These are inappropriate responses. Imagine if David Cameron stood up in Prime Minister’s Questions and told opposition members that he would go away, think and write back on an item relating to the national budget. There would be uproar. People would claim that the prime minister was not up to the job and was denying democratic debate. And of course, in the Shropshire Council case, the decision on parish council funding has been made long before Rosemary Abbiss and David Cooper get their written responses.
This was not the only time the debate was handled shamefully. During the debate on retaining the parish council funds, a conservative councillor shouted: “I move that the question be put.” This is a procedural device that called an immediate vote on the Lib Dem amendment. That meant that at least three councillors, including myself, were denied the opportunity to speak before the vote. Neither council leader Keith Barrow nor the Speaker, David Lloyd wanted the debate to end, but the motion could not be sidestepped. The vote was held and the amendment calling for the money to be handed to town and parish councils was lost.

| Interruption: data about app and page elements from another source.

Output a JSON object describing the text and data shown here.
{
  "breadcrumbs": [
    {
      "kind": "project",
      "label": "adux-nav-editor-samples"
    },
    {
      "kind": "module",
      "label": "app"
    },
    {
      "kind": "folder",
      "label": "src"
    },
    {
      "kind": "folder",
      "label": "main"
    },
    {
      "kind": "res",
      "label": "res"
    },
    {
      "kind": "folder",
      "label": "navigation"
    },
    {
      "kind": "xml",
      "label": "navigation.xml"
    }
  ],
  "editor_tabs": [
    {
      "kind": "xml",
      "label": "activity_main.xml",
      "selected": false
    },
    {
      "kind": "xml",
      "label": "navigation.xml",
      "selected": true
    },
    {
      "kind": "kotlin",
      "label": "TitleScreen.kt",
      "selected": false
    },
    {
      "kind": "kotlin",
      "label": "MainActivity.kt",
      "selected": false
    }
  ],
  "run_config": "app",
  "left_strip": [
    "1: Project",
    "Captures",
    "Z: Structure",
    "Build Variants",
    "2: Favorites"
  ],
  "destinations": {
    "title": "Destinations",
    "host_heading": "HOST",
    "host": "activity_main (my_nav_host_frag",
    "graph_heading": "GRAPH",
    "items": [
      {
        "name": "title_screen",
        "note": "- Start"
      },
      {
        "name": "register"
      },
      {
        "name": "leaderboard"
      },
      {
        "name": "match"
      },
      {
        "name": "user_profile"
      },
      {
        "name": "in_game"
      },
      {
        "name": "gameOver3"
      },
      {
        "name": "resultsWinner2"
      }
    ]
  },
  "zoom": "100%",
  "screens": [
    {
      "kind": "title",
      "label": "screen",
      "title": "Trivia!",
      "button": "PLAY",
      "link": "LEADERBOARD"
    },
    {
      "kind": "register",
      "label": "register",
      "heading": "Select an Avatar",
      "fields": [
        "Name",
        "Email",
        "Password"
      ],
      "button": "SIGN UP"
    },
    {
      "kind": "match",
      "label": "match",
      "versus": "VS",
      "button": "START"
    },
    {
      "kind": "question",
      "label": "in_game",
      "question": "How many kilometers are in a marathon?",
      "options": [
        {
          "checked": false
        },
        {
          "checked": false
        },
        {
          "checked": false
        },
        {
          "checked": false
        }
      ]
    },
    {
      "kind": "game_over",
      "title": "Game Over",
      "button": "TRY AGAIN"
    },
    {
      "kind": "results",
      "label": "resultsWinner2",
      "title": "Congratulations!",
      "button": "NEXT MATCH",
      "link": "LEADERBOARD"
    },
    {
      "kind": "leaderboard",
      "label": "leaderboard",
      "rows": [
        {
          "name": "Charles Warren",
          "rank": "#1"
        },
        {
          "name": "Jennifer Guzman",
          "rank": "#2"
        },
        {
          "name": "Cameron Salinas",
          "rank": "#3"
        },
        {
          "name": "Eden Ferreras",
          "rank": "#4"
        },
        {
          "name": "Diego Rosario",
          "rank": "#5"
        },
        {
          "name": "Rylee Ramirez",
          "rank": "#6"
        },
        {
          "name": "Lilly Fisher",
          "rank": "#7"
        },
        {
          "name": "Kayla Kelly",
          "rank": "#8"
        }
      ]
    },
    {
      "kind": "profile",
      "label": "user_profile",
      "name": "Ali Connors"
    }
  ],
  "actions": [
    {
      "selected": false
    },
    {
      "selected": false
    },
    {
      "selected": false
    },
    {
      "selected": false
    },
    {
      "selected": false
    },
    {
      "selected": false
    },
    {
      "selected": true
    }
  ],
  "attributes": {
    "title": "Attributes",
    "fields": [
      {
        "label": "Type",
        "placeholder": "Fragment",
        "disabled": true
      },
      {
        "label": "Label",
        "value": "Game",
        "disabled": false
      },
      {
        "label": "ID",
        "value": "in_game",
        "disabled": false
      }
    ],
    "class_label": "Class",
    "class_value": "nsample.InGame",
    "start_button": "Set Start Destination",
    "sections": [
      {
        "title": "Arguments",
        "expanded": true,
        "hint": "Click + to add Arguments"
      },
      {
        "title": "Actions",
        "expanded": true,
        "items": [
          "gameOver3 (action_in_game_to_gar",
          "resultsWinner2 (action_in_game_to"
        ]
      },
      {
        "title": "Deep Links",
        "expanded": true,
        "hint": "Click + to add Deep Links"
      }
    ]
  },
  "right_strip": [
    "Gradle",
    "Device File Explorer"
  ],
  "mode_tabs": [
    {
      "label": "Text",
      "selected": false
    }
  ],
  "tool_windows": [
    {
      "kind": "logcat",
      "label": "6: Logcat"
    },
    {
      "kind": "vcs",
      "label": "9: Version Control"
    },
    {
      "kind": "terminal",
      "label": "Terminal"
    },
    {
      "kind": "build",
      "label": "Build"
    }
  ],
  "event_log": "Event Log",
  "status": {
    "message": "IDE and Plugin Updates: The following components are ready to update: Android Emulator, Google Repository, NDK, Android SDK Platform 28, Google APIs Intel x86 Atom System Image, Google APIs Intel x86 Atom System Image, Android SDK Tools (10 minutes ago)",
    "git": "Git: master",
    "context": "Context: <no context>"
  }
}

This decision is about more than money. And it’s about more than politics. It’s about trust and morality. How can town and parish councils trust Shropshire Council again when it stuffs its own budgets with money due to others? And how can they respect Shropshire Council when it ducks questions and curtails debates?
In the future, town councils like Ludlow will be asked to take on more services and facilities from Shropshire Council. If that is to happen, there must be mutual trust between Shropshire Council and local councils.
That trust was severely damaged today. It was a shameful day for local government.